Medications and Cavities: What's the Relationship?
Are you aware of the relationships between medications and cavities? It’s common for parents to have to resort to the use of certain drugs to alleviate certain illnesses that afflict their little ones. Therefore, in the chaotic moment when our child has a fever, pain, or a bad cough, the last thing we think about is whether these medications can cause tooth decay.
However, some of the components of the medications can alter dental health. The sugar content, flavorings, or side effects of the medication itself, affect the balance of the mouth and favor the appearance of cavities.
Many parents are unaware of this information and some pediatricians forget to clarify it. In this article, you can discover the relationship between the use of certain medications and the development of cavities. This way, you’ll know how to protect your child’s mouth.
Learn about the relationship between medications and cavities
As we’ve already mentioned, the use of certain medications can favor the appearance of cavities in children’s mouths. There are two main reasons for this:
- Medications for children contain sugar, such as sucrose and fructose, to improve their taste and be more acceptable to children.
- Some drugs alter the quantity and quality of saliva.
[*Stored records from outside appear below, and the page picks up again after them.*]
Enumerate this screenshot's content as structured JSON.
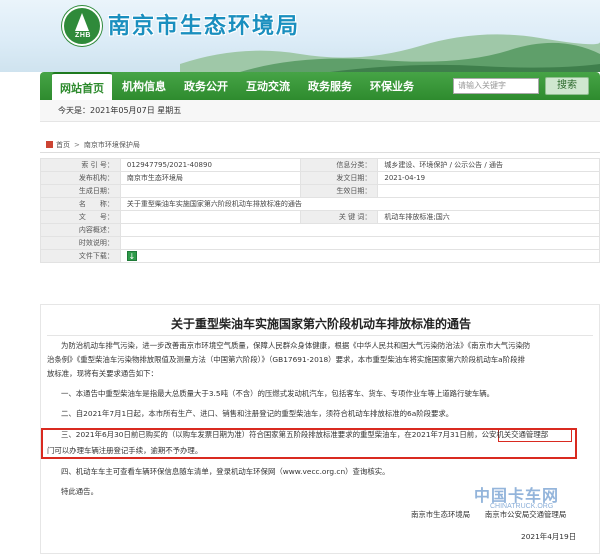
{
  "site": {
    "name": "南京市生态环境局",
    "logo_text": "ZHB"
  },
  "nav": {
    "items": [
      "网站首页",
      "机构信息",
      "政务公开",
      "互动交流",
      "政务服务",
      "环保业务"
    ],
    "search_placeholder": "请输入关键字",
    "search_button": "搜索"
  },
  "today": "今天是：2021年05月07日 星期五",
  "breadcrumb": [
    "首页",
    "南京市环境保护局"
  ],
  "meta": {
    "rows": [
      {
        "l1": "索 引 号：",
        "v1": "012947795/2021-40890",
        "l2": "信息分类：",
        "v2": "城乡建设、环境保护 / 公示公告 / 通告"
      },
      {
        "l1": "发布机构：",
        "v1": "南京市生态环境局",
        "l2": "发文日期：",
        "v2": "2021-04-19"
      },
      {
        "l1": "生成日期：",
        "v1": "",
        "l2": "生效日期：",
        "v2": ""
      },
      {
        "l1": "名　　称：",
        "v1": "关于重型柴油车实施国家第六阶段机动车排放标准的通告",
        "l2": "",
        "v2": ""
      },
      {
        "l1": "文　　号：",
        "v1": "",
        "l2": "关 键 词：",
        "v2": "机动车排放标准;国六"
      },
      {
        "l1": "内容概述：",
        "v1": "",
        "l2": "",
        "v2": ""
      },
      {
        "l1": "时效说明：",
        "v1": "",
        "l2": "",
        "v2": ""
      },
      {
        "l1": "文件下载：",
        "v1": "",
        "l2": "",
        "v2": ""
      }
    ]
  },
  "article": {
    "title": "关于重型柴油车实施国家第六阶段机动车排放标准的通告",
    "p1": [
      "为防治机动车排气污染，进一步改善南京市环境空气质量，保障人民群众身体健康，根据《中华人民共和国大气污染防治法》《南京市大气污染防",
      "治条例》《重型柴油车污染物排放限值及测量方法（中国第六阶段）》（GB17691-2018）要求，本市重型柴油车将实施国家第六阶段机动车a阶段排",
      "放标准，现将有关要求通告如下："
    ],
    "p2": "一、本通告中重型柴油车是指最大总质量大于3.5吨（不含）的压燃式发动机汽车，包括客车、货车、专项作业车等上道路行驶车辆。",
    "p3": "二、自2021年7月1日起，本市所有生产、进口、销售和注册登记的重型柴油车，须符合机动车排放标准的6a阶段要求。",
    "p4a": "三、2021年6月30日前已购买的（以购车发票日期为准）符合国家第五阶段排放标准要求的重型柴油车，在2021年7月31日前，公安机关交通管理部",
    "p4b": "门可以办理车辆注册登记手续，逾期不予办理。",
    "p5": "四、机动车车主可查看车辆环保信息随车清单，登录机动车环保网（www.vecc.org.cn）查询核实。",
    "p6": "特此通告。",
    "signature": "南京市生态环境局　　南京市公安局交通管理局",
    "sign_date": "2021年4月19日"
  },
  "watermark": {
    "cn": "中国卡车网",
    "en": "CHINATRUCK.ORG"
  },
  "colors": {
    "nav_green": "#2e8b2e",
    "title_blue": "#1a8fbf",
    "highlight_red": "#d92a20"
  }
}
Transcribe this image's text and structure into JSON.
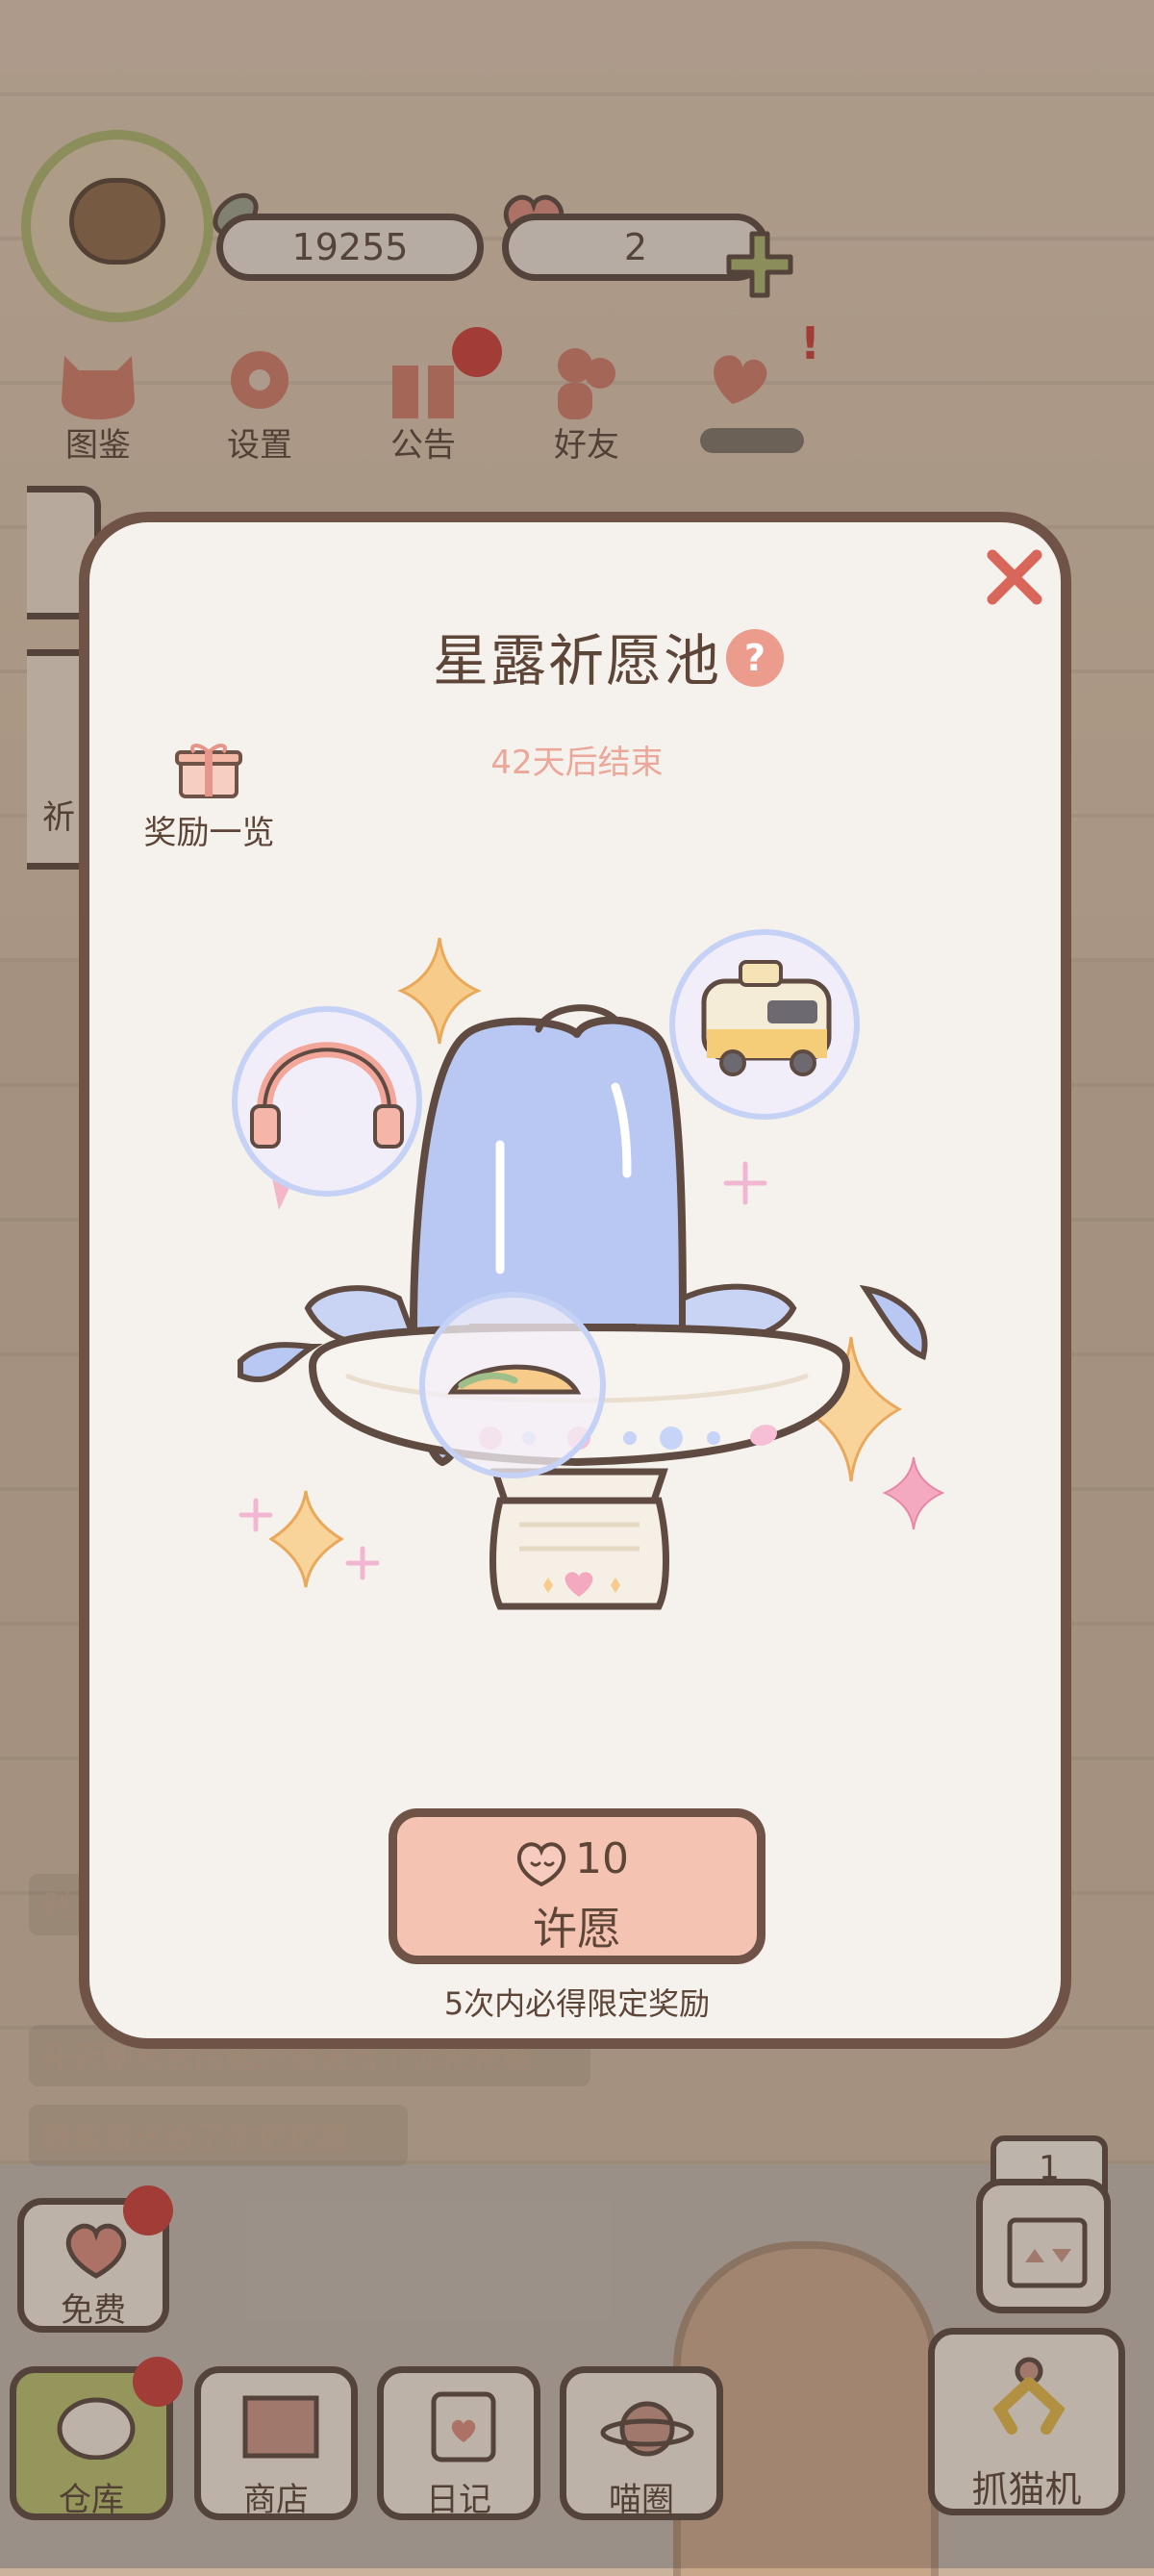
{
  "hud": {
    "fish_count": "19255",
    "heart_count": "2"
  },
  "top_nav": [
    {
      "label": "图鉴",
      "icon": "cat-head-icon"
    },
    {
      "label": "设置",
      "icon": "gear-icon"
    },
    {
      "label": "公告",
      "icon": "gift-icon"
    },
    {
      "label": "好友",
      "icon": "friends-icon"
    },
    {
      "label": "",
      "icon": "hearts-icon"
    }
  ],
  "left_tab_char": "祈",
  "chat": [
    "剁",
    "补药删我去囤糖的赠送给了你粑粑糖",
    "魏酱赠送给了你粑粑糖"
  ],
  "bottom_nav": {
    "free_label": "免费",
    "warehouse_label": "仓库",
    "shop_label": "商店",
    "diary_label": "日记",
    "circle_label": "喵圈",
    "claw_label": "抓猫机",
    "claw_count": "1"
  },
  "modal": {
    "title": "星露祈愿池",
    "countdown": "42天后结束",
    "reward_list_label": "奖励一览",
    "wish_cost": "10",
    "wish_label": "许愿",
    "guarantee_text": "5次内必得限定奖励",
    "reward_items": [
      "headphones",
      "camper-van",
      "fish-plate"
    ]
  },
  "colors": {
    "modal_border": "#6e5346",
    "modal_bg": "#f5f1ec",
    "wish_button": "#f4c3b2",
    "countdown_text": "#eba89a",
    "red_badge": "#c8403a",
    "accent_green": "#a9b06c"
  }
}
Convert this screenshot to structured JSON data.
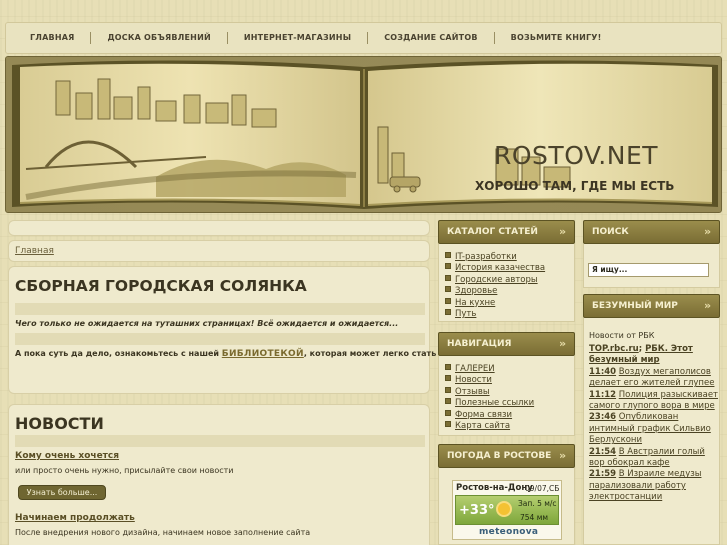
{
  "nav": {
    "items": [
      "ГЛАВНАЯ",
      "ДОСКА ОБЪЯВЛЕНИЙ",
      "ИНТЕРНЕТ-МАГАЗИНЫ",
      "СОЗДАНИЕ САЙТОВ",
      "ВОЗЬМИТЕ КНИГУ!"
    ]
  },
  "header": {
    "title": "ROSTOV.NET",
    "slogan": "ХОРОШО ТАМ, ГДЕ МЫ ЕСТЬ"
  },
  "breadcrumb": {
    "home": "Главная"
  },
  "article": {
    "title": "СБОРНАЯ ГОРОДСКАЯ СОЛЯНКА",
    "intro": "Чего только не ожидается на туташних страницах! Всё ожидается и ожидается...",
    "text_before": "А пока суть да дело, ознакомьтесь с нашей ",
    "library_link": "БИБЛИОТЕКОЙ",
    "text_after": ", которая может легко стать вашей!"
  },
  "news": {
    "heading": "НОВОСТИ",
    "items": [
      {
        "title": "Кому очень хочется",
        "text": "или просто очень нужно, присылайте свои новости",
        "button": "Узнать больше..."
      },
      {
        "title": "Начинаем продолжать",
        "text": "После внедрения нового дизайна, начинаем новое заполнение сайта"
      }
    ]
  },
  "catalog": {
    "heading": "КАТАЛОГ СТАТЕЙ",
    "items": [
      "IT-разработки",
      "История казачества",
      "Городские авторы",
      "Здоровье",
      "На кухне",
      "Путь"
    ]
  },
  "navigation": {
    "heading": "НАВИГАЦИЯ",
    "items": [
      "ГАЛЕРЕИ",
      "Новости",
      "Отзывы",
      "Полезные ссылки",
      "Форма связи",
      "Карта сайта"
    ]
  },
  "weather": {
    "heading": "ПОГОДА В РОСТОВЕ",
    "city": "Ростов-на-Дону",
    "date": "09/07,СБ",
    "temp": "+33°",
    "wind": "Зап. 5 м/с",
    "pressure": "754 мм",
    "brand": "meteonova"
  },
  "search": {
    "heading": "ПОИСК",
    "placeholder": "Я ищу..."
  },
  "crazy": {
    "heading": "БЕЗУМНЫЙ МИР",
    "source": "Новости от РБК",
    "links_line": [
      "TOP.rbc.ru",
      "РБК. Этот безумный мир"
    ],
    "items": [
      {
        "time": "11:40",
        "text": "Воздух мегаполисов делает его жителей глупее"
      },
      {
        "time": "11:12",
        "text": "Полиция разыскивает самого глупого вора в мире"
      },
      {
        "time": "23:46",
        "text": "Опубликован интимный график Сильвио Берлускони"
      },
      {
        "time": "21:54",
        "text": "В Австралии голый вор обокрал кафе"
      },
      {
        "time": "21:59",
        "text": "В Израиле медузы парализовали работу электростанции"
      }
    ]
  },
  "colors": {
    "background": "#e7dfb6",
    "block_header": "#8a7d40",
    "text": "#3b3521"
  }
}
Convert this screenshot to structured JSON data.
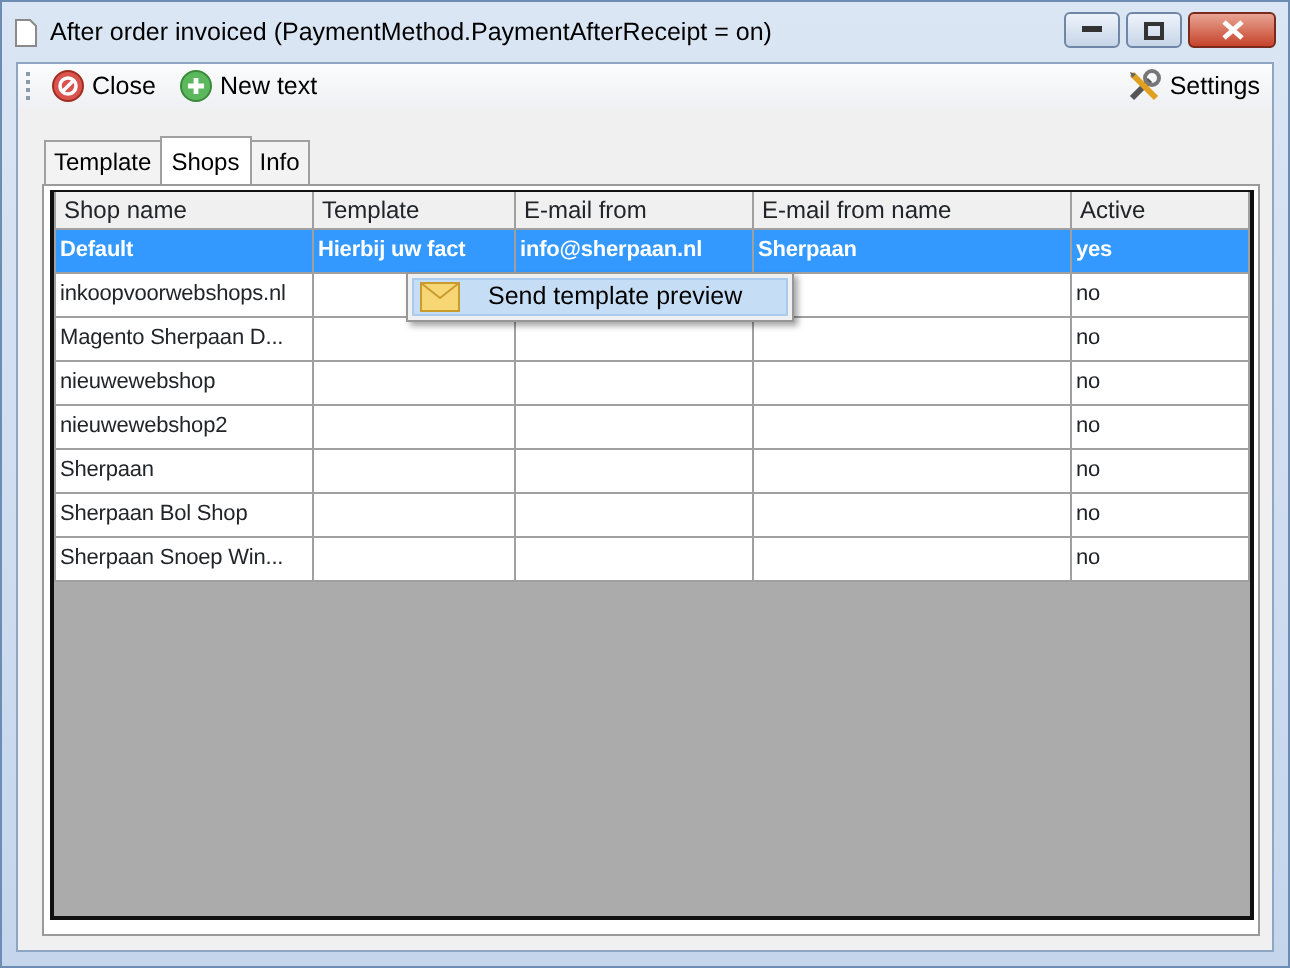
{
  "window": {
    "title": "After order invoiced (PaymentMethod.PaymentAfterReceipt = on)"
  },
  "toolbar": {
    "items": [
      {
        "label": "Close",
        "kind": "close"
      },
      {
        "label": "New text",
        "kind": "add"
      }
    ],
    "settings": {
      "label": "Settings"
    }
  },
  "tabs": [
    {
      "label": "Template",
      "selected": false
    },
    {
      "label": "Shops",
      "selected": true
    },
    {
      "label": "Info",
      "selected": false
    }
  ],
  "table": {
    "columns": [
      "Shop name",
      "Template",
      "E-mail from",
      "E-mail from name",
      "Active"
    ],
    "rows": [
      {
        "cells": [
          "Default",
          "Hierbij uw fact",
          "info@sherpaan.nl",
          "Sherpaan",
          "yes"
        ],
        "selected": true
      },
      {
        "cells": [
          "inkoopvoorwebshops.nl",
          "",
          "",
          "",
          "no"
        ],
        "selected": false
      },
      {
        "cells": [
          "Magento Sherpaan D...",
          "",
          "",
          "",
          "no"
        ],
        "selected": false
      },
      {
        "cells": [
          "nieuwewebshop",
          "",
          "",
          "",
          "no"
        ],
        "selected": false
      },
      {
        "cells": [
          "nieuwewebshop2",
          "",
          "",
          "",
          "no"
        ],
        "selected": false
      },
      {
        "cells": [
          "Sherpaan",
          "",
          "",
          "",
          "no"
        ],
        "selected": false
      },
      {
        "cells": [
          "Sherpaan Bol Shop",
          "",
          "",
          "",
          "no"
        ],
        "selected": false
      },
      {
        "cells": [
          "Sherpaan Snoep Win...",
          "",
          "",
          "",
          "no"
        ],
        "selected": false
      }
    ]
  },
  "context_menu": {
    "items": [
      {
        "label": "Send template preview"
      }
    ]
  }
}
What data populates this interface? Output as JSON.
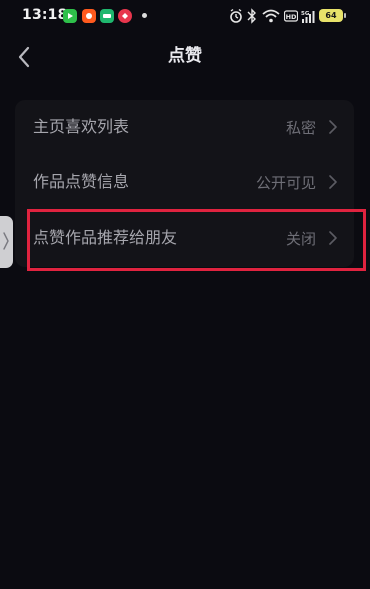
{
  "status_bar": {
    "time": "13:18",
    "battery_level": "64",
    "network_label": "5G",
    "hd_label": "HD",
    "app_icons": [
      "app-icon-green",
      "app-icon-orange",
      "app-icon-teal",
      "app-icon-red"
    ]
  },
  "header": {
    "title": "点赞",
    "back_icon": "chevron-left-icon"
  },
  "settings": {
    "rows": [
      {
        "label": "主页喜欢列表",
        "value": "私密"
      },
      {
        "label": "作品点赞信息",
        "value": "公开可见"
      },
      {
        "label": "点赞作品推荐给朋友",
        "value": "关闭"
      }
    ]
  },
  "colors": {
    "background": "#0b0b11",
    "card": "#131318",
    "highlight": "#e0233f",
    "battery": "#e8e26a"
  }
}
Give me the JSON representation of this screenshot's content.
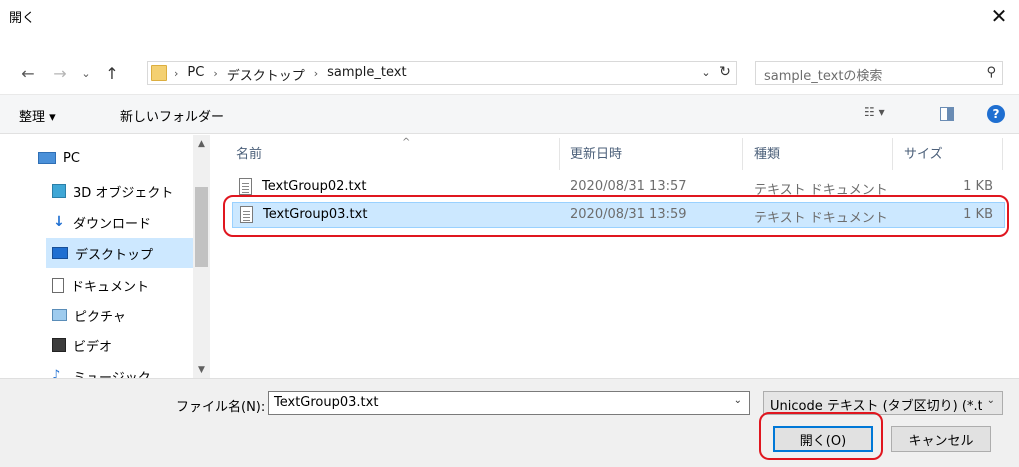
{
  "window": {
    "title": "開く",
    "close_glyph": "✕"
  },
  "nav_buttons": {
    "back": "←",
    "forward": "→",
    "recent": "⌄",
    "up": "↑"
  },
  "address": {
    "crumbs": [
      "PC",
      "デスクトップ",
      "sample_text"
    ],
    "separator": "›",
    "dropdown_glyph": "⌄",
    "refresh_glyph": "↻"
  },
  "search": {
    "placeholder": "sample_textの検索",
    "icon_glyph": "⚲"
  },
  "toolbar": {
    "organize_label": "整理 ▾",
    "new_folder_label": "新しいフォルダー",
    "view_label": "☷ ▾",
    "help_label": "?"
  },
  "nav_pane": {
    "items": [
      {
        "label": "PC",
        "icon": "pc-icon"
      },
      {
        "label": "3D オブジェクト",
        "icon": "3d-objects-icon"
      },
      {
        "label": "ダウンロード",
        "icon": "download-icon"
      },
      {
        "label": "デスクトップ",
        "icon": "desktop-icon",
        "selected": true
      },
      {
        "label": "ドキュメント",
        "icon": "documents-icon"
      },
      {
        "label": "ピクチャ",
        "icon": "pictures-icon"
      },
      {
        "label": "ビデオ",
        "icon": "videos-icon"
      },
      {
        "label": "ミュージック",
        "icon": "music-icon"
      }
    ],
    "scroll_up": "▲",
    "scroll_down": "▼"
  },
  "file_list": {
    "columns": [
      "名前",
      "更新日時",
      "種類",
      "サイズ"
    ],
    "sort_caret": "^",
    "rows": [
      {
        "name": "TextGroup02.txt",
        "modified": "2020/08/31 13:57",
        "type": "テキスト ドキュメント",
        "size": "1 KB",
        "selected": false
      },
      {
        "name": "TextGroup03.txt",
        "modified": "2020/08/31 13:59",
        "type": "テキスト ドキュメント",
        "size": "1 KB",
        "selected": true
      }
    ]
  },
  "footer": {
    "filename_label": "ファイル名(N):",
    "filename_value": "TextGroup03.txt",
    "filetype_value": "Unicode テキスト (タブ区切り) (*.txt)",
    "dropdown_glyph": "⌄",
    "open_label": "開く(O)",
    "cancel_label": "キャンセル"
  },
  "colors": {
    "annotation_red": "#e0161f",
    "selection_blue": "#cce8ff",
    "accent": "#0078d7"
  }
}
Some syrups, drops, and suspensions for children contain sweeteners that are added to make them more palatable. Therefore, in order to make children cooperate with the intake of the remedies, components that are harmful to oral health are added.
If there’s no adequate oral hygiene after taking the medications, the sugar they contain is used by bacteria in the mouth. When this substance ferments, acids are produced that demineralize the teeth and give rise to cavities.
Dry mouth or xerostomia
Xerostomia is the name given to the reduced production of saliva and the resulting dry mouth. Some medications used in children, such as those prescribed to treat asthma, allergic rhinitis, and other respiratory conditions, decrease the amount of saliva in the mouth.
Saliva is a protective fluid that helps prevent cavities. It has antibacterial properties and a rinsing and cleaning effect that helps keep teeth free of debris. In addition, it neutralizes the acids produced by bacteria and keeps the oral pH in balance. Also, the presence of calcium and fluoride in saliva promotes dental remineralization.
Other effects of medications on children’s teeth
There are other conditions in children’s teeth that are associated with the use of certain medications. Here are some common problems:
- Asthma medications: Drugs used to treat asthma are often very acidic. Therefore, they can demineralize tooth enamel if used frequently and for long periods of time. In addition, some of them may favor the appearance of oral candidiasis.
- Anticonvulsants: Treatments for seizures and epilepsy can cause an exaggerated growth of the gums known as gingival hyperplasia. The enlarged gingival tissue covers the dental crown and favors the accumulation of bacterial plaque.
- Tetracycline: The use of this antibiotic during the tooth formation stage causes yellowish or brownish stains on the enamel.
- Fluoride: In adequate amounts, fluoride strengthens teeth and helps prevent cavities, but excessive use during the tooth formation stage can cause white or brown stains and small dimples on the surface, known as fluorosis.
- Antibiotics: The use of high doses of antibiotics during a long period of severe childhood illness can cause defects in tooth development, such as staining or hypoplasia.
How to avoid caries when using medications
It’s important to keep in mind when using medications in children that they can increase the risk of caries. By being aware of this information, some practices can be adopted to help counteract the harmful effects of drugs in the mouth:
- Brush the child’s teeth after each intake or use of medication. If this isn’t possible, at least rinse the mouth with water.
- If possible, avoid administering medication before bedtime or at night.
- When using inhalers, rinse the mouth with water or a fluoride mouthwash.
- Drink plenty of water to counteract the dry mouth caused by medications.
- If the child can chew gum, use sugarless chewing gum to stimulate saliva production.
- Avoid foods and drinks that irritate the mouth and increase dry mouth, such as carbonated soft drinks and acidic fruit juices.
- If the child can swallow tablets or capsules and the dosage of the medicine allows its use, it’s preferable to opt for this type of presentation.
- Ask your pediatrician to prescribe sugar-free medicines.
- Have biannual check-ups with the pediatric dentist in order to detect and prevent problems.
- Use fluoride toothpastes and oral rinses containing fluoride.
Medications and Cavities: Be prepared to avoid damage
When it comes to relieving pain, fever, or other discomforts in your little one, syrups or suspensions are an aid that we don’t hesitate to use. However, you should keep in mind that medications can have some unwanted effects, and an increased risk of tooth decay is one of them.
Being aware of the possibility of tooth lesions after using certain drugs will allow you to be prepared and act accordingly. However, by putting our advice into practice, medications can help your little one feel better, without damaging their teeth.It might interest you...